+++ RECORD SET +++

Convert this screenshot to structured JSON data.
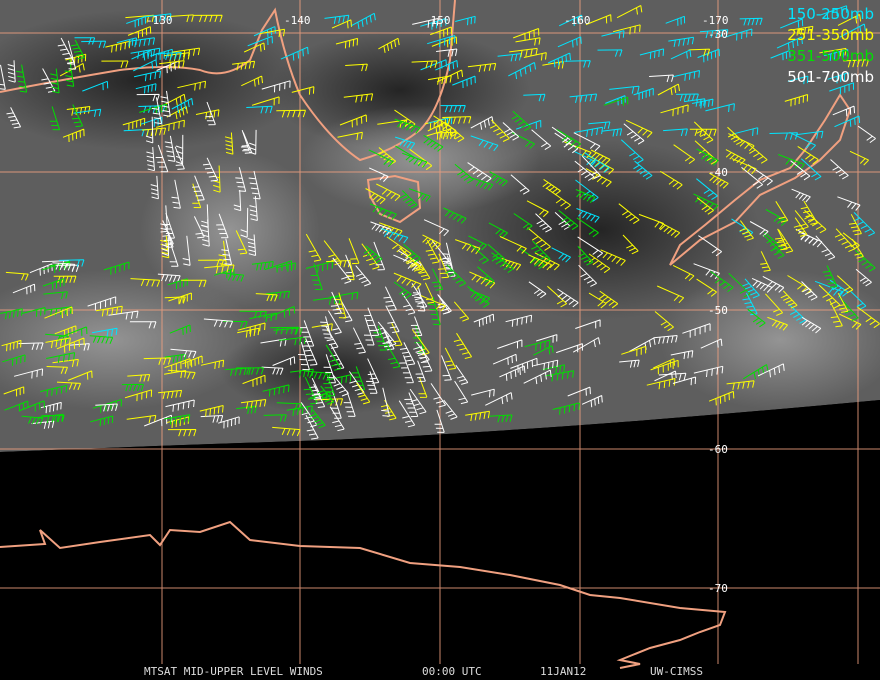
{
  "legend": [
    {
      "label": "150-250mb",
      "color": "#00e5ff"
    },
    {
      "label": "251-350mb",
      "color": "#ffff00"
    },
    {
      "label": "351-500mb",
      "color": "#00e000"
    },
    {
      "label": "501-700mb",
      "color": "#ffffff"
    }
  ],
  "longitude_labels": [
    "-130",
    "-140",
    "-150",
    "-160",
    "-170"
  ],
  "latitude_labels": [
    "-30",
    "-40",
    "-50",
    "-60",
    "-70"
  ],
  "footer": {
    "product": "MTSAT MID-UPPER LEVEL WINDS",
    "time": "00:00 UTC",
    "date": "11JAN12",
    "source": "UW-CIMSS"
  },
  "colors": {
    "grid": "#f0a080",
    "coastline": "#f0a080",
    "imagery_dark": "#2a2a2a",
    "imagery_light": "#8a8a8a",
    "night_area": "#000000"
  }
}
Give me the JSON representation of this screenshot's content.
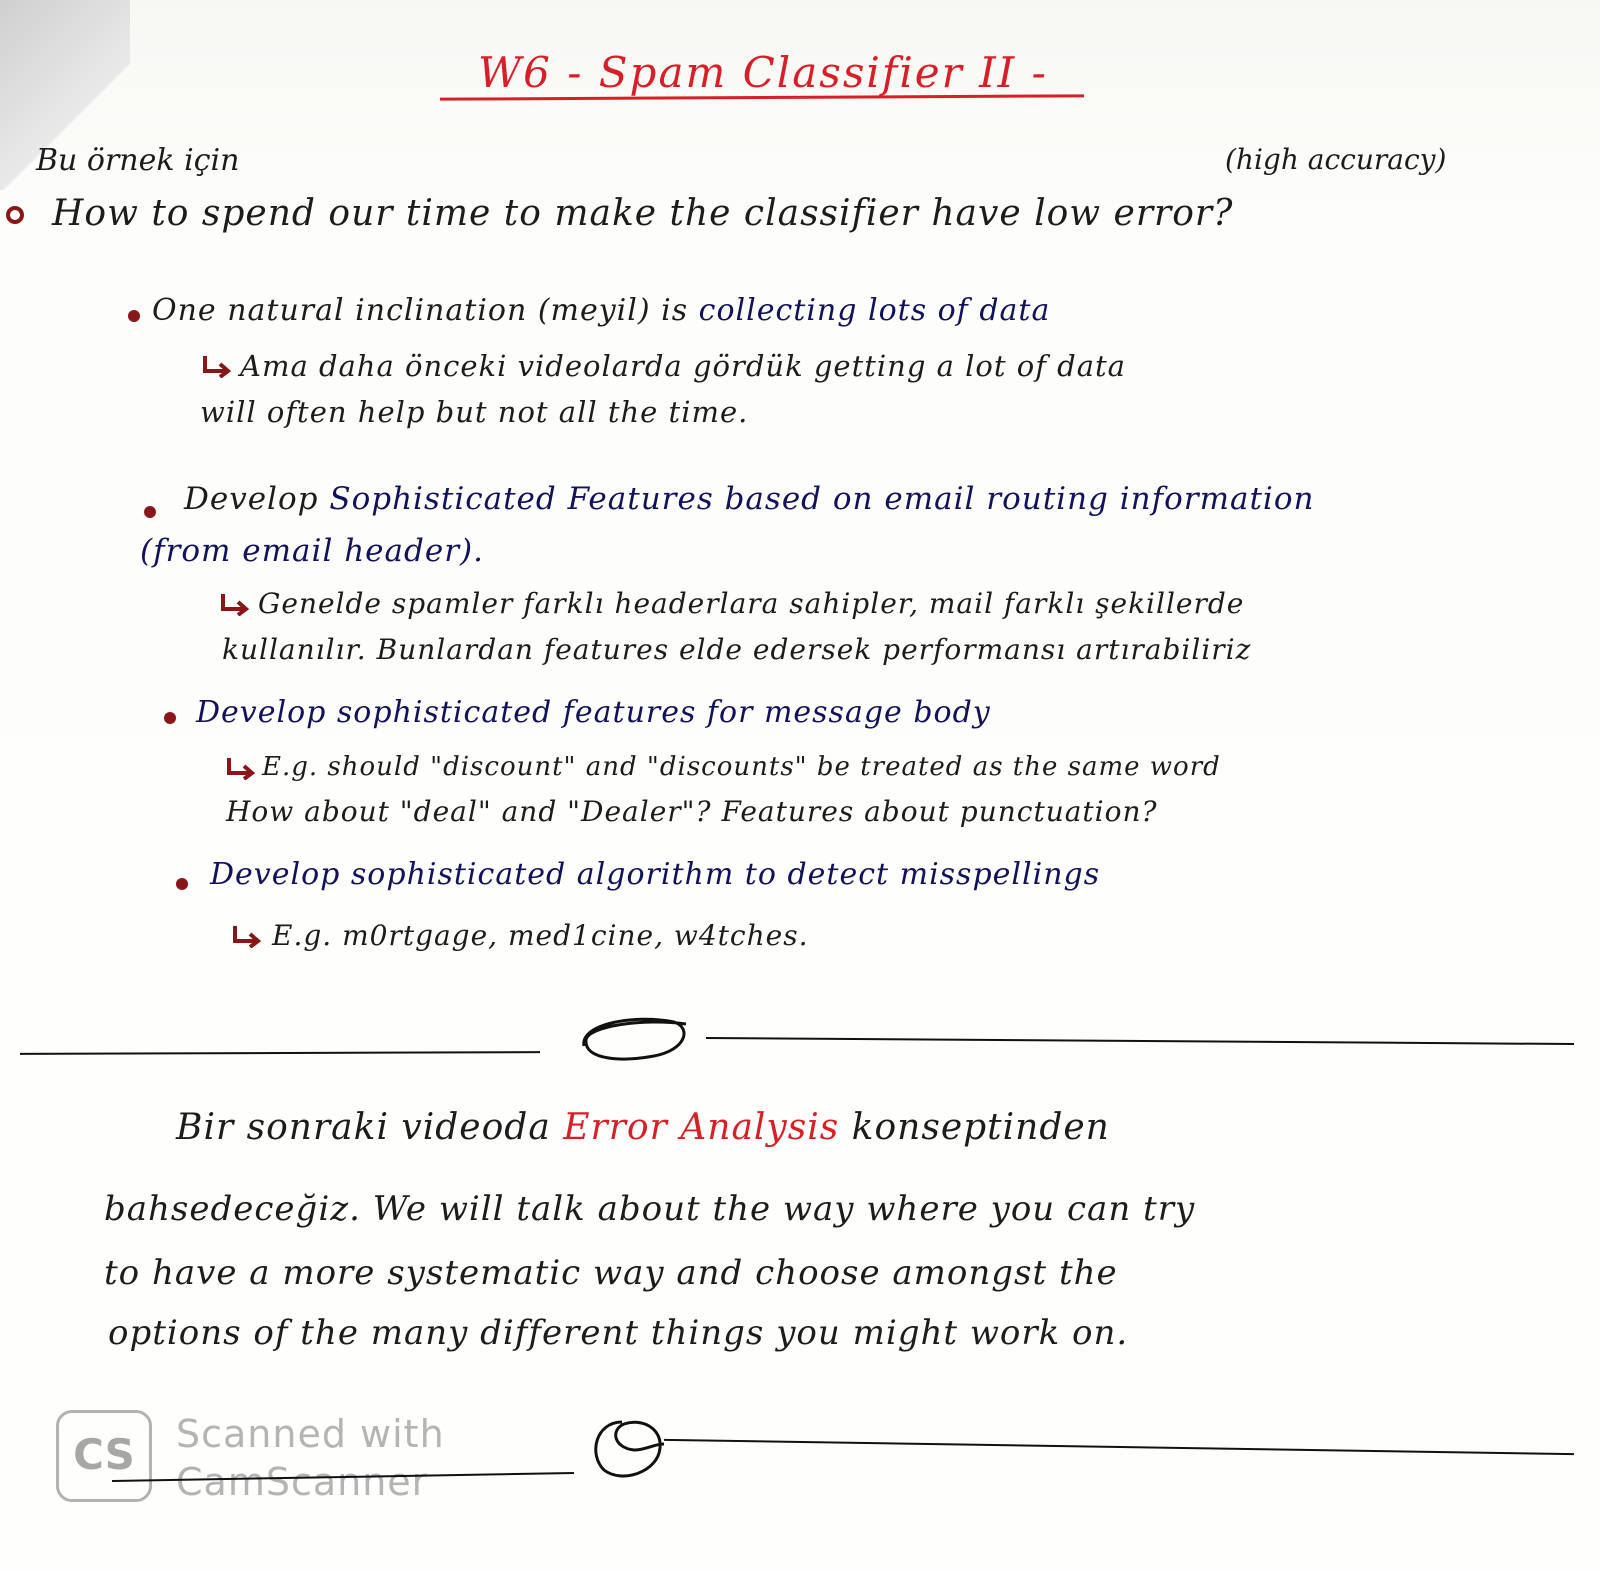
{
  "title": "W6 - Spam Classifier II -",
  "colors": {
    "heading_red": "#d71f27",
    "ink_blue": "#12125a",
    "ink_black": "#1c1c1c",
    "bullet_red": "#8a1717"
  },
  "header_note": {
    "left": "Bu örnek için",
    "right": "(high accuracy)"
  },
  "main_question": "How to spend our time to make the classifier have low error?",
  "bullets": [
    {
      "text_dark": "One natural inclination (meyil) is",
      "text_blue": "collecting lots of data",
      "sub": [
        "Ama daha önceki videolarda gördük getting a lot of data",
        "will often help but not all the time."
      ]
    },
    {
      "text_dark": "Develop",
      "text_blue": "Sophisticated Features based on email routing information",
      "text_blue_2": "(from email header).",
      "sub": [
        "Genelde spamler farklı headerlara sahipler, mail farklı şekillerde",
        "kullanılır. Bunlardan features elde edersek performansı artırabiliriz"
      ]
    },
    {
      "text_blue": "Develop sophisticated features for message body",
      "sub": [
        "E.g. should \"discount\" and \"discounts\" be treated as the same word",
        "How about \"deal\" and \"Dealer\"? Features about punctuation?"
      ]
    },
    {
      "text_blue": "Develop sophisticated algorithm to detect misspellings",
      "sub": [
        "E.g. m0rtgage, med1cine, w4tches."
      ]
    }
  ],
  "closing": {
    "line1_a": "Bir sonraki videoda",
    "line1_red": "Error Analysis",
    "line1_b": "konseptinden",
    "line2": "bahsedeceğiz. We will talk about the way where you can try",
    "line3": "to have a more systematic way and choose amongst the",
    "line4": "options of the many different things you might work on."
  },
  "watermark": {
    "logo": "CS",
    "line1": "Scanned with",
    "line2": "CamScanner"
  }
}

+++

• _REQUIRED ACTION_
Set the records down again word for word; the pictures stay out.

• _RESPONSE TO THIS EXERCISE_
Convert this screenshot to structured JSON data.
{
  "legend": [
    {
      "label": "150-250mb",
      "color": "#00e5ff"
    },
    {
      "label": "251-350mb",
      "color": "#ffff00"
    },
    {
      "label": "351-500mb",
      "color": "#00e000"
    },
    {
      "label": "501-700mb",
      "color": "#ffffff"
    }
  ],
  "longitude_labels": [
    "-130",
    "-140",
    "-150",
    "-160",
    "-170"
  ],
  "latitude_labels": [
    "-30",
    "-40",
    "-50",
    "-60",
    "-70"
  ],
  "footer": {
    "product": "MTSAT MID-UPPER LEVEL WINDS",
    "time": "00:00 UTC",
    "date": "11JAN12",
    "source": "UW-CIMSS"
  },
  "colors": {
    "grid": "#f0a080",
    "coastline": "#f0a080",
    "imagery_dark": "#2a2a2a",
    "imagery_light": "#8a8a8a",
    "night_area": "#000000"
  }
}
Give me the JSON representation of this screenshot's content.
{
  "title": "W6 - Spam Classifier II -",
  "colors": {
    "heading_red": "#d71f27",
    "ink_blue": "#12125a",
    "ink_black": "#1c1c1c",
    "bullet_red": "#8a1717"
  },
  "header_note": {
    "left": "Bu örnek için",
    "right": "(high accuracy)"
  },
  "main_question": "How to spend our time to make the classifier have low error?",
  "bullets": [
    {
      "text_dark": "One natural inclination (meyil) is",
      "text_blue": "collecting lots of data",
      "sub": [
        "Ama daha önceki videolarda gördük getting a lot of data",
        "will often help but not all the time."
      ]
    },
    {
      "text_dark": "Develop",
      "text_blue": "Sophisticated Features based on email routing information",
      "text_blue_2": "(from email header).",
      "sub": [
        "Genelde spamler farklı headerlara sahipler, mail farklı şekillerde",
        "kullanılır. Bunlardan features elde edersek performansı artırabiliriz"
      ]
    },
    {
      "text_blue": "Develop sophisticated features for message body",
      "sub": [
        "E.g. should \"discount\" and \"discounts\" be treated as the same word",
        "How about \"deal\" and \"Dealer\"? Features about punctuation?"
      ]
    },
    {
      "text_blue": "Develop sophisticated algorithm to detect misspellings",
      "sub": [
        "E.g. m0rtgage, med1cine, w4tches."
      ]
    }
  ],
  "closing": {
    "line1_a": "Bir sonraki videoda",
    "line1_red": "Error Analysis",
    "line1_b": "konseptinden",
    "line2": "bahsedeceğiz. We will talk about the way where you can try",
    "line3": "to have a more systematic way and choose amongst the",
    "line4": "options of the many different things you might work on."
  },
  "watermark": {
    "logo": "CS",
    "line1": "Scanned with",
    "line2": "CamScanner"
  }
}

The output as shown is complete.